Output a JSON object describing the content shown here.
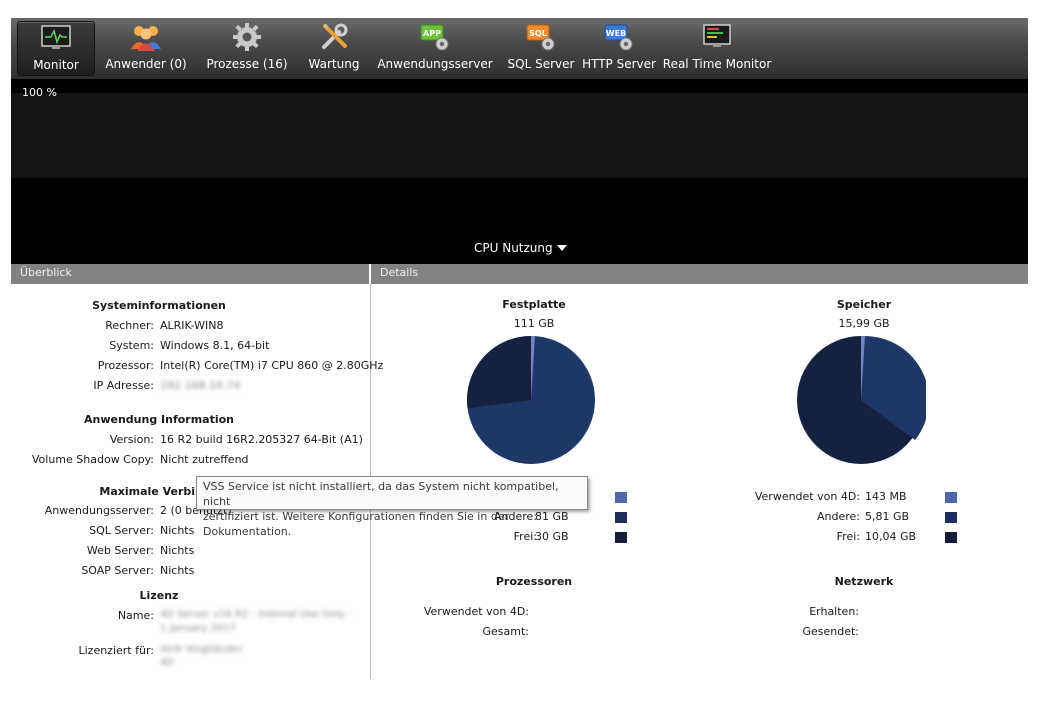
{
  "toolbar": {
    "items": [
      {
        "label": "Monitor",
        "icon": "monitor-icon"
      },
      {
        "label": "Anwender (0)",
        "icon": "users-icon"
      },
      {
        "label": "Prozesse (16)",
        "icon": "gear-icon"
      },
      {
        "label": "Wartung",
        "icon": "tools-icon"
      },
      {
        "label": "Anwendungsserver",
        "icon": "app-server-icon",
        "badge": "APP"
      },
      {
        "label": "SQL Server",
        "icon": "sql-server-icon",
        "badge": "SQL"
      },
      {
        "label": "HTTP Server",
        "icon": "web-server-icon",
        "badge": "WEB"
      },
      {
        "label": "Real Time Monitor",
        "icon": "realtime-monitor-icon"
      }
    ]
  },
  "graph": {
    "percent_label": "100 %",
    "selector_label": "CPU Nutzung"
  },
  "overview": {
    "header": "Überblick",
    "system": {
      "title": "Systeminformationen",
      "rows": [
        {
          "key": "Rechner:",
          "value": "ALRIK-WIN8"
        },
        {
          "key": "System:",
          "value": "Windows 8.1, 64-bit"
        },
        {
          "key": "Prozessor:",
          "value": "Intel(R) Core(TM) i7 CPU 860 @ 2.80GHz"
        },
        {
          "key": "IP Adresse:",
          "value": "192.168.10.74"
        }
      ]
    },
    "app": {
      "title": "Anwendung Information",
      "rows": [
        {
          "key": "Version:",
          "value": "16 R2 build 16R2.205327 64-Bit (A1)"
        },
        {
          "key": "Volume Shadow Copy:",
          "value": "Nicht zutreffend"
        }
      ]
    },
    "conn": {
      "title": "Maximale Verbindu",
      "rows": [
        {
          "key": "Anwendungsserver:",
          "value": "2 (0 benutzt)"
        },
        {
          "key": "SQL Server:",
          "value": "Nichts"
        },
        {
          "key": "Web Server:",
          "value": "Nichts"
        },
        {
          "key": "SOAP Server:",
          "value": "Nichts"
        }
      ]
    },
    "license": {
      "title": "Lizenz",
      "name_key": "Name:",
      "name_value_1": "4D Server v16 R2 - Internal Use Only - ",
      "name_value_2": "1 January 2017",
      "for_key": "Lizenziert für:",
      "for_value_1": "Alrik Voigtländer",
      "for_value_2": "4D"
    }
  },
  "details": {
    "header": "Details",
    "disk": {
      "title": "Festplatte",
      "total": "111 GB",
      "rows": [
        {
          "key": "Andere:",
          "value": "81 GB",
          "color": "#1f2d5c"
        },
        {
          "key": "Frei:",
          "value": "30 GB",
          "color": "#141d3a"
        }
      ],
      "used_color": "#4d67a8"
    },
    "memory": {
      "title": "Speicher",
      "total": "15,99 GB",
      "rows": [
        {
          "key": "Verwendet von 4D:",
          "value": "143 MB",
          "color": "#4d67a8"
        },
        {
          "key": "Andere:",
          "value": "5,81 GB",
          "color": "#1f2d5c"
        },
        {
          "key": "Frei:",
          "value": "10,04 GB",
          "color": "#141d3a"
        }
      ]
    },
    "processors": {
      "title": "Prozessoren",
      "used_key": "Verwendet von 4D:",
      "total_key": "Gesamt:"
    },
    "network": {
      "title": "Netzwerk",
      "received_key": "Erhalten:",
      "sent_key": "Gesendet:"
    }
  },
  "tooltip": {
    "line1": "VSS Service ist nicht installiert, da das System nicht kompatibel, nicht",
    "line2": "zertifiziert ist. Weitere Konfigurationen finden Sie in der Dokumentation."
  },
  "colors": {
    "used": "#4d67a8",
    "other": "#1f2d5c",
    "free": "#141d3a"
  }
}
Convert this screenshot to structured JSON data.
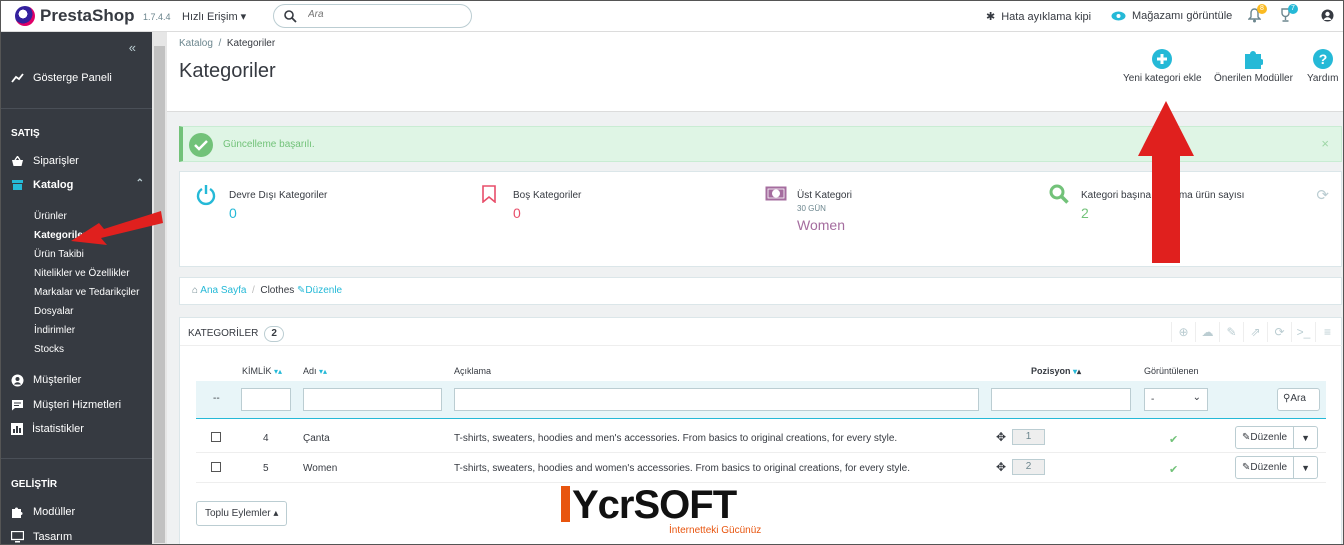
{
  "header": {
    "logo": "PrestaShop",
    "version": "1.7.4.4",
    "quick_access": "Hızlı Erişim",
    "search_placeholder": "Ara",
    "debug_mode": "Hata ayıklama kipi",
    "view_shop": "Mağazamı görüntüle",
    "notifications_count": "8",
    "trophy_count": "7"
  },
  "sidebar": {
    "dashboard": "Gösterge Paneli",
    "section_sell": "SATIŞ",
    "orders": "Siparişler",
    "catalog": "Katalog",
    "catalog_sub": [
      "Ürünler",
      "Kategoriler",
      "Ürün Takibi",
      "Nitelikler ve Özellikler",
      "Markalar ve Tedarikçiler",
      "Dosyalar",
      "İndirimler",
      "Stocks"
    ],
    "customers": "Müşteriler",
    "customer_service": "Müşteri Hizmetleri",
    "stats": "İstatistikler",
    "section_dev": "GELİŞTİR",
    "modules": "Modüller",
    "design": "Tasarım"
  },
  "page": {
    "breadcrumb_parent": "Katalog",
    "breadcrumb_sep": "/",
    "breadcrumb_current": "Kategoriler",
    "title": "Kategoriler",
    "toolbar": {
      "add": "Yeni kategori ekle",
      "modules": "Önerilen Modüller",
      "help": "Yardım"
    }
  },
  "alert": {
    "message": "Güncelleme başarılı.",
    "close": "×"
  },
  "kpis": [
    {
      "title": "Devre Dışı Kategoriler",
      "value": "0",
      "color": "#25b9d7"
    },
    {
      "title": "Boş Kategoriler",
      "value": "0",
      "color": "#e84e6a"
    },
    {
      "title": "Üst Kategori",
      "sub": "30 GÜN",
      "value": "Women",
      "color": "#a56d9f"
    },
    {
      "title": "Kategori başına ortalama ürün sayısı",
      "value": "2",
      "color": "#72c279"
    }
  ],
  "location": {
    "home": "Ana Sayfa",
    "sep": "/",
    "current": "Clothes",
    "edit": "Düzenle"
  },
  "table": {
    "title": "KATEGORİLER",
    "count": "2",
    "headers": {
      "id": "KİMLİK",
      "name": "Adı",
      "desc": "Açıklama",
      "position": "Pozisyon",
      "displayed": "Görüntülenen"
    },
    "filter_dash": "--",
    "filter_select": "-",
    "search_button": "Ara",
    "rows": [
      {
        "id": "4",
        "name": "Çanta",
        "desc": "T-shirts, sweaters, hoodies and men's accessories. From basics to original creations, for every style.",
        "position": "1",
        "edit": "Düzenle"
      },
      {
        "id": "5",
        "name": "Women",
        "desc": "T-shirts, sweaters, hoodies and women's accessories. From basics to original creations, for every style.",
        "position": "2",
        "edit": "Düzenle"
      }
    ],
    "bulk": "Toplu Eylemler"
  },
  "watermark": {
    "brand": "YcrSOFT",
    "tagline": "İnternetteki Gücünüz"
  }
}
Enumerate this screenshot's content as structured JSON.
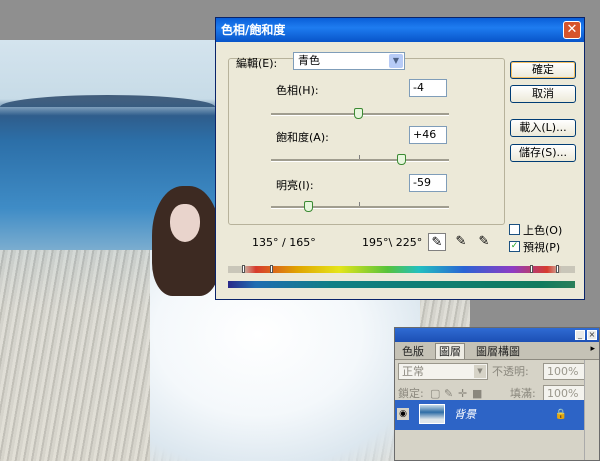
{
  "dialog": {
    "title": "色相/飽和度",
    "close_glyph": "✕",
    "edit_label": "編輯(E):",
    "edit_value": "青色",
    "hue": {
      "label": "色相(H):",
      "value": "-4",
      "position": 0.49
    },
    "saturation": {
      "label": "飽和度(A):",
      "value": "+46",
      "position": 0.73
    },
    "lightness": {
      "label": "明亮(I):",
      "value": "-59",
      "position": 0.21
    },
    "range_left": "135° / 165°",
    "range_right": "195°\\ 225°",
    "buttons": {
      "ok": "確定",
      "cancel": "取消",
      "load": "載入(L)...",
      "save": "儲存(S)..."
    },
    "colorize": {
      "label": "上色(O)",
      "checked": false
    },
    "preview": {
      "label": "預視(P)",
      "checked": true
    },
    "eyedroppers": [
      "eyedropper-icon",
      "eyedropper-plus-icon",
      "eyedropper-minus-icon"
    ],
    "accent_color": "#0a5fd8",
    "close_color": "#d6542c"
  },
  "layers_panel": {
    "tabs": [
      "色版",
      "圖層",
      "圖層構圖"
    ],
    "active_tab": "圖層",
    "blend_mode": "正常",
    "opacity_label": "不透明:",
    "opacity_value": "100%",
    "lock_label": "鎖定:",
    "fill_label": "填滿:",
    "fill_value": "100%",
    "layer_name": "背景",
    "accent_color": "#2d64c6"
  }
}
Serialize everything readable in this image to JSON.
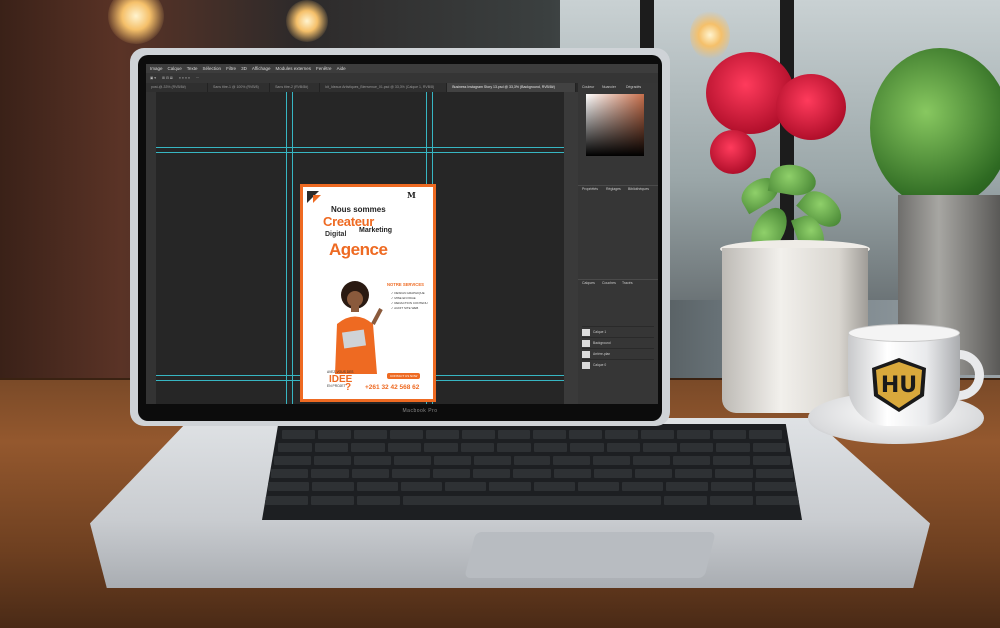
{
  "photoshop": {
    "menu": [
      "Image",
      "Calque",
      "Texte",
      "Sélection",
      "Filtre",
      "3D",
      "Affichage",
      "Modules externes",
      "Fenêtre",
      "Aide"
    ],
    "tabs": [
      {
        "label": "post-@-33% (RVB/8#)"
      },
      {
        "label": "Sans titre-1 @ 100% (RVB/8)"
      },
      {
        "label": "Sans titre-2 (RVB/8#)"
      },
      {
        "label": "kit_Ideaux Artistiques_Bienvenue_01.psd @ 33,3% (Calque 1, RVB/8)"
      },
      {
        "label": "Business Instagram Story 13.psd @ 33,3% (Background, RVB/8#)"
      }
    ],
    "panels": {
      "color_tabs": [
        "Couleur",
        "Nuancier",
        "Dégradés"
      ],
      "properties_tabs": [
        "Propriétés",
        "Réglages",
        "Bibliothèques"
      ],
      "layers_tabs": [
        "Calques",
        "Couches",
        "Tracés"
      ],
      "layers": [
        "Calque 1",
        "Background",
        "Arrière-plan",
        "Calque 0"
      ]
    }
  },
  "flyer": {
    "line1": "Nous sommes",
    "line2": "Createur",
    "line3": "Digital",
    "line4": "Marketing",
    "line5": "Agence",
    "services_title": "NOTRE SERVICES",
    "services": [
      "✓ DESIGN GRAPHIQUE",
      "✓ MISE EN PAGE",
      "✓ REDACTION CONTENU",
      "✓ AUDIT SITE WEB"
    ],
    "idee_before": "AVEZ-VOUS DES",
    "idee": "IDEE",
    "idee_after": "EN PROJET",
    "question": "?",
    "contact_label": "CONTACT US NOW",
    "phone": "+261 32 42 568 62"
  },
  "laptop": {
    "brand": "Macbook Pro"
  },
  "mug": {
    "logo_letters": "HU"
  },
  "colors": {
    "accent": "#ee6a22",
    "ps_dark": "#282828",
    "guide": "#37b6c2"
  }
}
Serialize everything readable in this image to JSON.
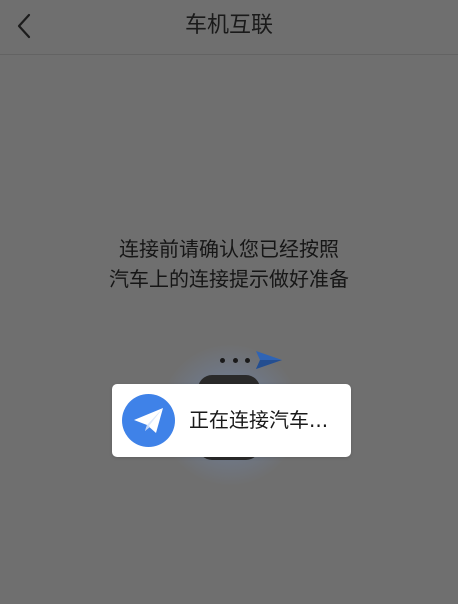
{
  "header": {
    "back_icon": "chevron-left-icon",
    "title": "车机互联"
  },
  "instructions": {
    "line1": "连接前请确认您已经按照",
    "line2": "汽车上的连接提示做好准备"
  },
  "illustration": {
    "send_icon": "paper-plane-icon",
    "dots_icon": "ellipsis-icon",
    "accent_color": "#3f82e8"
  },
  "toast": {
    "icon": "paper-plane-icon",
    "message": "正在连接汽车..."
  }
}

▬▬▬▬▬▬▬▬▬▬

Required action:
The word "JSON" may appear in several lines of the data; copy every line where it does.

Exercise answer:
Output a JSON object describing the content shown here.
Convert this screenshot to structured JSON data.
Enumerate this screenshot's content as structured JSON.
Serialize everything readable in this image to JSON.
Serialize everything readable in this image to JSON.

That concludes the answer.